Curriculum – KS5 English Literature

About this subject

Examination Board: OCR

Units Taken: 

Drama and poetry pre-1900 (H472/01)
Comparative and contextual study (H472/02)
Literature post-1900 (H472/03)

Link to Specification: Click here.

Course Content

Drama and poetry pre-1900 (H472/01):
Learners are required to study one play by Shakespeare from a list of set plays. In addition, learners are required to study one pre-1900 drama text and one pre-1900 poetry text from a set list. Assessment is in the form of a 2 1/2 -hour closed-text exam.

Comparative and contextual study (H472/02):
There is a choice of five topics as follows:
• American Literature 1880–1940
• The Gothic
• Dystopia
• Women in Literature
• The Immigrant Experience.
Learners choose one topic and study at least two whole texts in their chosen topic area, at least one of which must be from the core set text list.
For the second text, learners may choose to study the other core set text or they may choose another text, from the same topic area, from the list of suggested set texts. Assessment is in the form of a 2 1/2 -hour closed-text exam.

Literature post-1900 (H472/03):
The aim of this internally assessed component is to encourage individual study, interest and enjoyment of modern literature and for learners to develop:
• an appreciation of how writers shape meanings in texts through use of language, imagery, form and structure
• an understanding of texts informed by an appreciation of different interpretations
• an ability to explore connections across texts, such as stylistic, thematic or contextual.

OCR will approve that the text(s) chosen meet the criteria for this component which state that:
• learners are required to study three literary texts (one text for Task 1 and two texts for Task 2)
• the three texts must include one prose text, one poetry text and one drama text
• the texts must have been first published or performed in 1900 or later
• at least one of these texts must have been first published or performed in 2000 or later.

Skills Gained from Taking this Course

This English Literature specification will encourage learners to be inspired, motivated and challenged by reading widely across a range of texts and developing their independent study skills. By A level, learners are cultivating their own critical responses and engaging with the richness of literature.
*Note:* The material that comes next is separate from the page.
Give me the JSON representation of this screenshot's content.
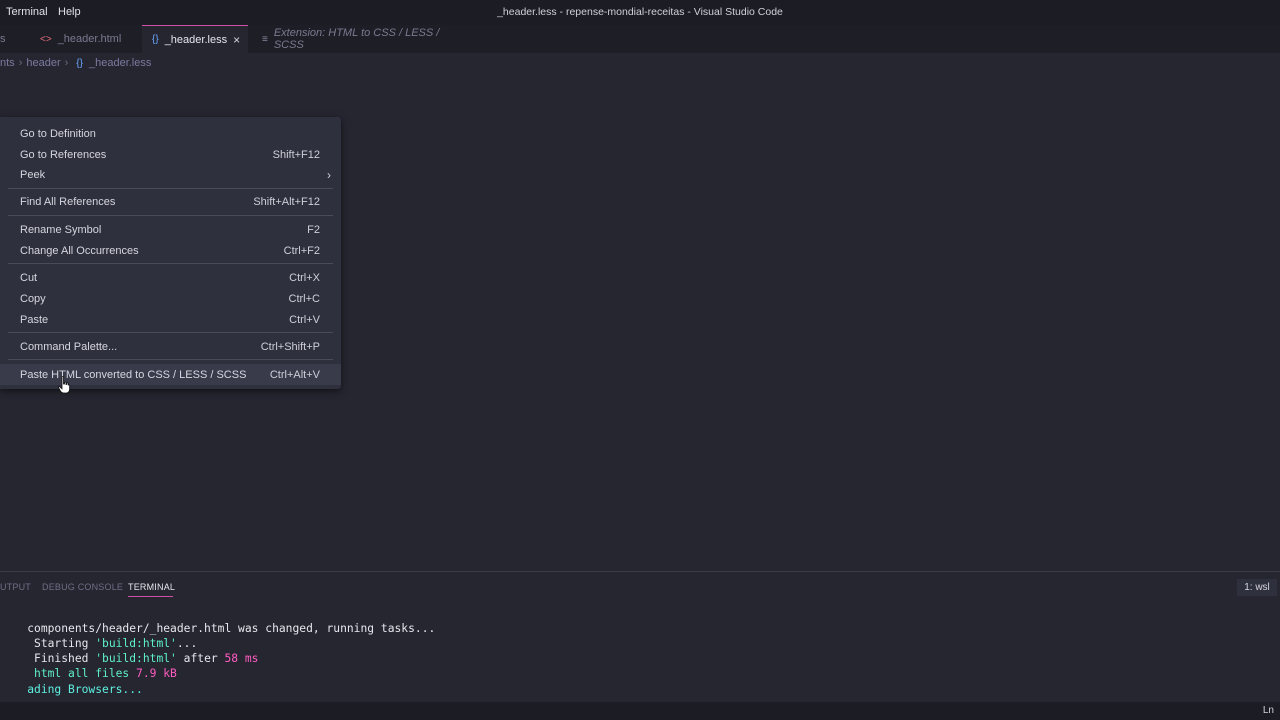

This qualification will enable learners to:
• explore and understand a wide range of texts
• develop the valuable transferable skills of sustained research and composition
• have freedom of choice with regards to texts for study in the non examined assessment component
• choose to write creatively if they wish.

St Marylebone Entry Requirements

To gain entry into the sixth form at St Marylebone School, students must gain a minimum of five 9-6 grades at GCSE and a 5 grade in English and Maths GCSE.

Subject Specific Entry Requirements

Grade 6 in English Language GCSE and English Literature GCSE.

Entry Suggestions

If you love reading, analysing texts, class discussions and developing arguments in essays, then English is the subject for you.

Students who wish to study English at A level need to be well read; they must have read widely exploring works of many different genres and periods. They need to be able to read quickly and be prepared to read texts that are not just studied on the course. Essay writing is difficult and much more advanced than GCSE and students need to be prepared to spend time editing and redrafting work before handing it in.

If you are made an offer, you will be expected to complete the following before your first lesson in September:

Preparing for Yr 12 – 2020

English A level prep 2020 – Making the Leap Resource_Pack

English A level prep TASKS 2020

Reading List

Click here.

Resources Needed for this Course:

You will need to purchase around eight books over the course of the two years; these usually cost between £7 and £10. Your teacher will inform you of what to buy and when.

A useful introductory book to get from a library or buy is ‘Doing English’ by Robert Eaglestone.